Political prisoners held by the Government include an unknown number of members of the Muslim Brotherhood. Their arrests were motivated primarily by the Government's view of militant Islamists as potential threats to regime stability. An unknown number of Islamists may remain in custody.
A Presidential amnesty issued in February 2003, connected to the end of the Eid Al Adha holiday, reportedly freed more than 130 oppositionist political prisoners, including many members of the Muslim Brotherhood.
Forced Religious Conversion
There were no reports of forced religious conversion, including of minor U.S. citizens who had been abducted or illegally removed from the United States, or of the refusal to allow such citizens to be returned to the United States.
Abuses by Terrorist Organizations
There were no reported abuses targeted at specific religions by terrorist organizations during the period covered by this report.
Improvements and Positive Developments in Respect to Religious Freedom
The country's Grand Mufti Ahmed Kuftaro and his Abu Nur Mosque continued to engage in a wide variety of activities promoting Christian-Muslim understanding.
Section III. Societal Attitudes

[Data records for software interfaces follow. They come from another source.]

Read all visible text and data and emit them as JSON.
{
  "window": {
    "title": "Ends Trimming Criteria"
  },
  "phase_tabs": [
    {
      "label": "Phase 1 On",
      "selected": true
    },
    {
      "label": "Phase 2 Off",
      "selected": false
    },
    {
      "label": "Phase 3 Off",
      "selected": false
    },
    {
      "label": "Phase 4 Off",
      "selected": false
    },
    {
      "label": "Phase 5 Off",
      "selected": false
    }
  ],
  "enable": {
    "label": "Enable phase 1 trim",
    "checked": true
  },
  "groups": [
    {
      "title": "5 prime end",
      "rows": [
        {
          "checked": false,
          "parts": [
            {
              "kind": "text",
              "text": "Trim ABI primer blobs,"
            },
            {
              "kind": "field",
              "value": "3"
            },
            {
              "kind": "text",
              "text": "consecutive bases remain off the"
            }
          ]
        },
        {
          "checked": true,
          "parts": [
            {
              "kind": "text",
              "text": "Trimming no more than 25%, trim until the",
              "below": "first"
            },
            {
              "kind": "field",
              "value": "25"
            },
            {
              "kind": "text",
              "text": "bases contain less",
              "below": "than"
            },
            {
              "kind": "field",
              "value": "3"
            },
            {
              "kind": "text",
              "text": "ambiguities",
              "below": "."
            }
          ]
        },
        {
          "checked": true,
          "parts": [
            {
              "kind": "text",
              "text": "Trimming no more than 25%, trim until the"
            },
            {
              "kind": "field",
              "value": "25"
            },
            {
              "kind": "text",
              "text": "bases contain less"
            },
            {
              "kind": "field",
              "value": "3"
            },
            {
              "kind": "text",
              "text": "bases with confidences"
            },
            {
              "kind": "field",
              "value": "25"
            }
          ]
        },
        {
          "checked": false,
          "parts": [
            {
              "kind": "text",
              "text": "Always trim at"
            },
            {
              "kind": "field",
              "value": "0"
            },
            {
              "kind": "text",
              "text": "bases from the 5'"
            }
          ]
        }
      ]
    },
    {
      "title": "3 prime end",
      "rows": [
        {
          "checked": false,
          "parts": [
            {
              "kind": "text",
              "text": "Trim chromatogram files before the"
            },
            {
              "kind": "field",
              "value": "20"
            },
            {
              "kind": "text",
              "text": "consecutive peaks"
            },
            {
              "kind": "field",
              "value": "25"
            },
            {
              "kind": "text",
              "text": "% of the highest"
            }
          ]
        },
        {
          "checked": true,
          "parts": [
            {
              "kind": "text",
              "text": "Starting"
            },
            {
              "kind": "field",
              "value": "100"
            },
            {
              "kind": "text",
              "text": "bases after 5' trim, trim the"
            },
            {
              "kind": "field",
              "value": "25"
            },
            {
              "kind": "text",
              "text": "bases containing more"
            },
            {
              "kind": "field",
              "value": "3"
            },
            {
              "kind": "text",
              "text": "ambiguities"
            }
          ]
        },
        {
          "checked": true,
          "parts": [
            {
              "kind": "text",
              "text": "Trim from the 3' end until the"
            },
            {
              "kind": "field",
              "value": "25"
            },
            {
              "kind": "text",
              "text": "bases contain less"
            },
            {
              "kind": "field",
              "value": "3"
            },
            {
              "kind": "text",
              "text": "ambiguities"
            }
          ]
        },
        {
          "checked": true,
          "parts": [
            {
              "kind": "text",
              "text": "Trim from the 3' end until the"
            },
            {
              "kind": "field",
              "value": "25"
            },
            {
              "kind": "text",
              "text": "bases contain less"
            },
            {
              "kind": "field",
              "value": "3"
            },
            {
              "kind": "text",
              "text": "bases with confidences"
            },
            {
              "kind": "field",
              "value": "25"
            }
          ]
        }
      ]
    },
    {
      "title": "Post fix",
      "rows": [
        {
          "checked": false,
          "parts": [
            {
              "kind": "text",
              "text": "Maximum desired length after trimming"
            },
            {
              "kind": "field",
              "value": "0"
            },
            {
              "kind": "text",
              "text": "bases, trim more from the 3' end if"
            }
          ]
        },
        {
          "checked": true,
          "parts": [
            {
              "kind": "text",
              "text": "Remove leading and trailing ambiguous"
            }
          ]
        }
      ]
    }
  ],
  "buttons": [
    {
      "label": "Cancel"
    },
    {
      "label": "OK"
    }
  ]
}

The generally amicable relationship among religions in society contributed to religious freedom; however, there were occasional reports of minor tensions between religious faiths mainly attributable to economic rivalries rather than religious affiliation. Relations among the various religious communities generally are amicable, and there is little evidence of societal discrimination or violence against religious minorities. The press, which the Government tightly controls, generally is careful to avoid publishing anti-Semitic remarks in their anti-Israeli articles; however, there were reports of anti-Semitic articles in previous years. During the period covered by this report, a Syrian production company created an anti-Semitic program and filmed it inside the country. The theme of this program centered on the alleged conspiracy of the "Elders of Zion" to orchestrate both world wars and manipulate world markets to create Israel. The show was not aired in the country but was shown elsewhere. There were occasional reports of friction between religious faiths, which may be related to deteriorating economic conditions and internal political issues. Specifically, in 2003 there were reports of minor incidents of harassment and property damage against Jews in Damascus perpetrated by individuals not associated with the Government. According to local sources, these incidents were in reaction to Israeli actions against Palestinians.

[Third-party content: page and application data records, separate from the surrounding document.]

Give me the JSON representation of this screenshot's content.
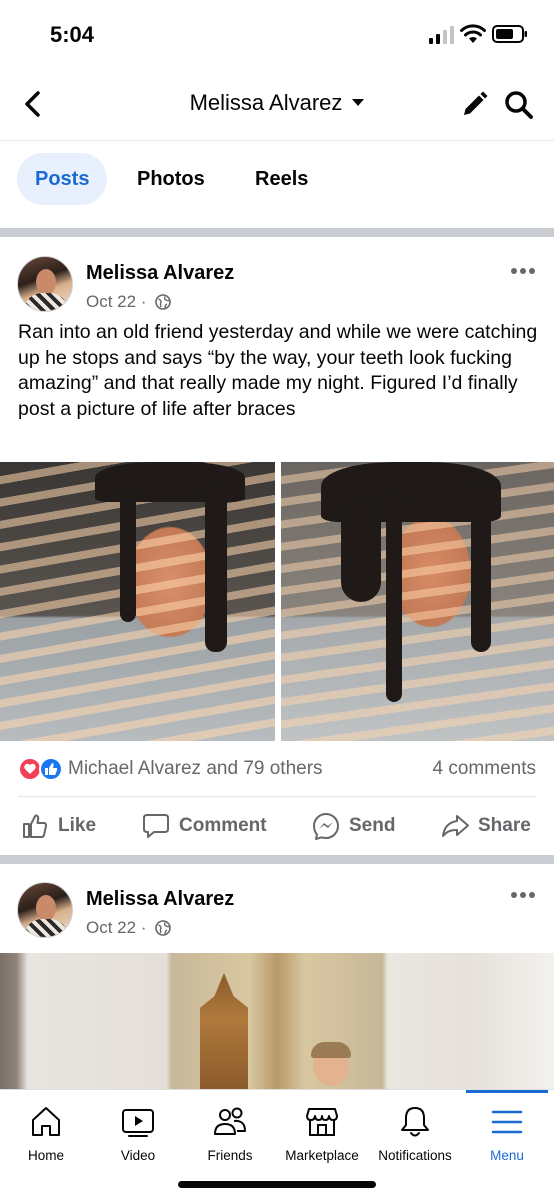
{
  "status_bar": {
    "time": "5:04"
  },
  "header": {
    "title": "Melissa Alvarez"
  },
  "tabs": [
    {
      "label": "Posts",
      "active": true
    },
    {
      "label": "Photos",
      "active": false
    },
    {
      "label": "Reels",
      "active": false
    }
  ],
  "posts": [
    {
      "author": "Melissa Alvarez",
      "date": "Oct 22",
      "separator": "·",
      "text": "Ran into an old friend yesterday and while we were catching up he stops and says “by the way, your teeth look fucking amazing” and that really made my night. Figured I’d finally post a picture of life after braces",
      "reactions_text": "Michael Alvarez and 79 others",
      "comments_text": "4 comments",
      "actions": [
        "Like",
        "Comment",
        "Send",
        "Share"
      ]
    },
    {
      "author": "Melissa Alvarez",
      "date": "Oct 22",
      "separator": "·"
    }
  ],
  "tab_bar": {
    "items": [
      {
        "label": "Home",
        "icon": "home-icon"
      },
      {
        "label": "Video",
        "icon": "video-icon"
      },
      {
        "label": "Friends",
        "icon": "friends-icon"
      },
      {
        "label": "Marketplace",
        "icon": "marketplace-icon"
      },
      {
        "label": "Notifications",
        "icon": "bell-icon"
      },
      {
        "label": "Menu",
        "icon": "menu-icon",
        "active": true
      }
    ]
  },
  "colors": {
    "accent": "#1b6ad4",
    "active_tab_bg": "#e7f0fc",
    "secondary_text": "#65676b",
    "like_blue": "#1877f2",
    "love_red": "#f33e58"
  }
}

In March 2003, the usually moderate Grand Mufti issued a statement urging Muslims to use all available methods (including martyrdom) to defeat the US/UK/Zionist "aggression." He declared it was compulsory for every Muslim, female and male, to resist invaders, and that all those close to Iraq should defend it and the Iraqi people. During the period covered by this report, there were no similar statements made by the Grand Mufti.
Although no law prohibits religious denominations from proselytizing, the Government is sensitive to complaints by religious groups of aggressive proselytizing by other groups and has intervened when such activities threatened the relations among religions. Societal conventions make conversions relatively rare, especially Muslim-to-Christian conversions. In many cases, societal pressure forces those who undertake such conversions to relocate within the country or leave the country to practice their new religion openly.
Section IV. U.S. Government Policy
The U.S. Government discusses religious freedom issues with the Government as part of its overall policy to promote human rights. The U.S. Ambassador and other Embassy officials meet routinely with religious leaders and adherents of almost all denominations at the national, regional, and local levels. In meetings between Embassy staff and government officials, and also during high-level visits, U.S. officials regularly emphasize the importance of freedom of religion.
U.S. Embassy officials continued to remain sensitive to any change in the degree of religious freedom in the country.